Segment Open

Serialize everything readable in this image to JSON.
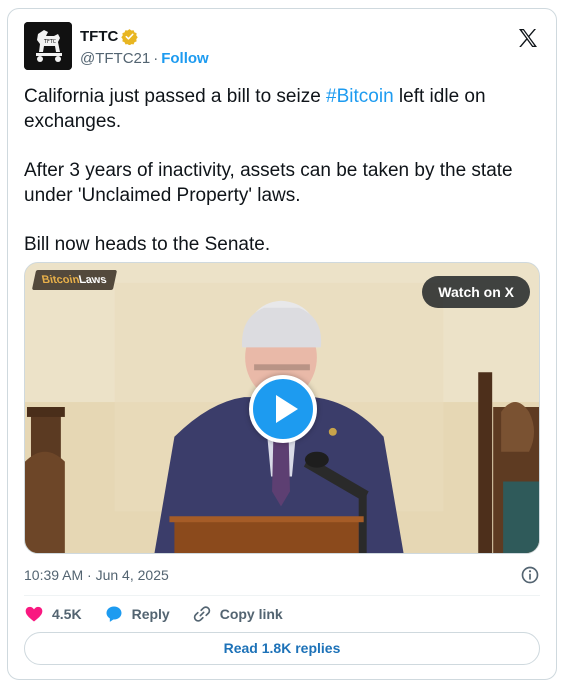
{
  "author": {
    "display_name": "TFTC",
    "handle": "@TFTC21",
    "separator": "·",
    "follow_label": "Follow",
    "verified_color": "#e8b622",
    "avatar_icon": "trojan-horse-logo"
  },
  "tweet": {
    "line1_before": "California just passed a bill to seize ",
    "hashtag": "#Bitcoin",
    "line1_after": " left idle on exchanges.",
    "paragraph2": "After 3 years of inactivity, assets can be taken by the state under 'Unclaimed Property' laws.",
    "paragraph3": "Bill now heads to the Senate."
  },
  "media": {
    "badge_part1": "Bitcoin",
    "badge_part2": " Laws",
    "watch_label": "Watch on X",
    "play_icon": "play-icon"
  },
  "meta": {
    "timestamp": "10:39 AM · Jun 4, 2025",
    "info_icon": "info-icon"
  },
  "actions": {
    "likes_count": "4.5K",
    "reply_label": "Reply",
    "copy_link_label": "Copy link"
  },
  "read_replies_label": "Read 1.8K replies",
  "colors": {
    "accent": "#1d9bf0",
    "like": "#f91880",
    "text_secondary": "#536471"
  }
}
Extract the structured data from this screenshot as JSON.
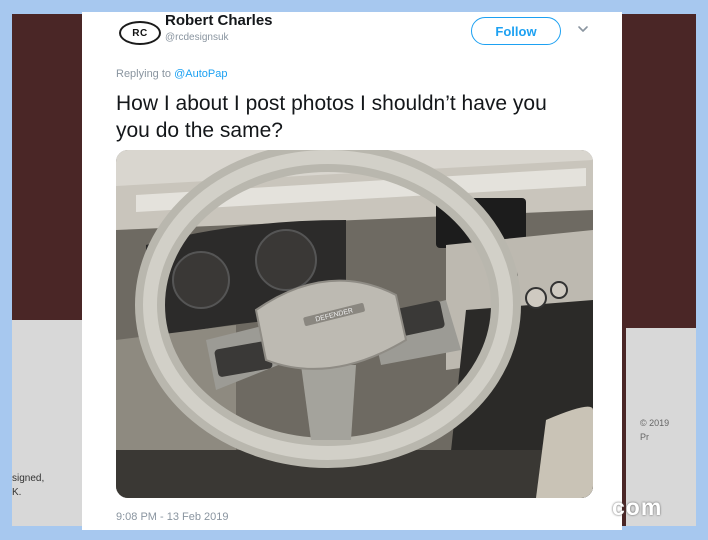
{
  "background": {
    "left_caption": "signed,\nK.",
    "right_caption": "© 2019\nPr"
  },
  "tweet": {
    "avatar_initials": "RC",
    "author_name": "Robert Charles",
    "author_handle": "@rcdesignsuk",
    "follow_label": "Follow",
    "replying_prefix": "Replying to ",
    "replying_to": "@AutoPap",
    "text": "How I about I post photos I shouldn’t have you you do the same?",
    "timestamp": "9:08 PM - 13 Feb 2019",
    "photo_badge": "DEFENDER"
  },
  "watermark": "com",
  "colors": {
    "accent": "#1da1f2",
    "frame": "#a7c8ef",
    "backdrop": "#4a2626"
  },
  "icons": {
    "menu": "chevron-down-icon"
  }
}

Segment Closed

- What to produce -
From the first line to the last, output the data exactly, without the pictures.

- Exercise result -
Serialize everything readable in this image to JSON.
{
  "author": {
    "display_name": "TFTC",
    "handle": "@TFTC21",
    "separator": "·",
    "follow_label": "Follow",
    "verified_color": "#e8b622",
    "avatar_icon": "trojan-horse-logo"
  },
  "tweet": {
    "line1_before": "California just passed a bill to seize ",
    "hashtag": "#Bitcoin",
    "line1_after": " left idle on exchanges.",
    "paragraph2": "After 3 years of inactivity, assets can be taken by the state under 'Unclaimed Property' laws.",
    "paragraph3": "Bill now heads to the Senate."
  },
  "media": {
    "badge_part1": "Bitcoin",
    "badge_part2": " Laws",
    "watch_label": "Watch on X",
    "play_icon": "play-icon"
  },
  "meta": {
    "timestamp": "10:39 AM · Jun 4, 2025",
    "info_icon": "info-icon"
  },
  "actions": {
    "likes_count": "4.5K",
    "reply_label": "Reply",
    "copy_link_label": "Copy link"
  },
  "read_replies_label": "Read 1.8K replies",
  "colors": {
    "accent": "#1d9bf0",
    "like": "#f91880",
    "text_secondary": "#536471"
  }
}
Extract the structured data from this screenshot as JSON.
{
  "background": {
    "left_caption": "signed,\nK.",
    "right_caption": "© 2019\nPr"
  },
  "tweet": {
    "avatar_initials": "RC",
    "author_name": "Robert Charles",
    "author_handle": "@rcdesignsuk",
    "follow_label": "Follow",
    "replying_prefix": "Replying to ",
    "replying_to": "@AutoPap",
    "text": "How I about I post photos I shouldn’t have you you do the same?",
    "timestamp": "9:08 PM - 13 Feb 2019",
    "photo_badge": "DEFENDER"
  },
  "watermark": "com",
  "colors": {
    "accent": "#1da1f2",
    "frame": "#a7c8ef",
    "backdrop": "#4a2626"
  },
  "icons": {
    "menu": "chevron-down-icon"
  }
}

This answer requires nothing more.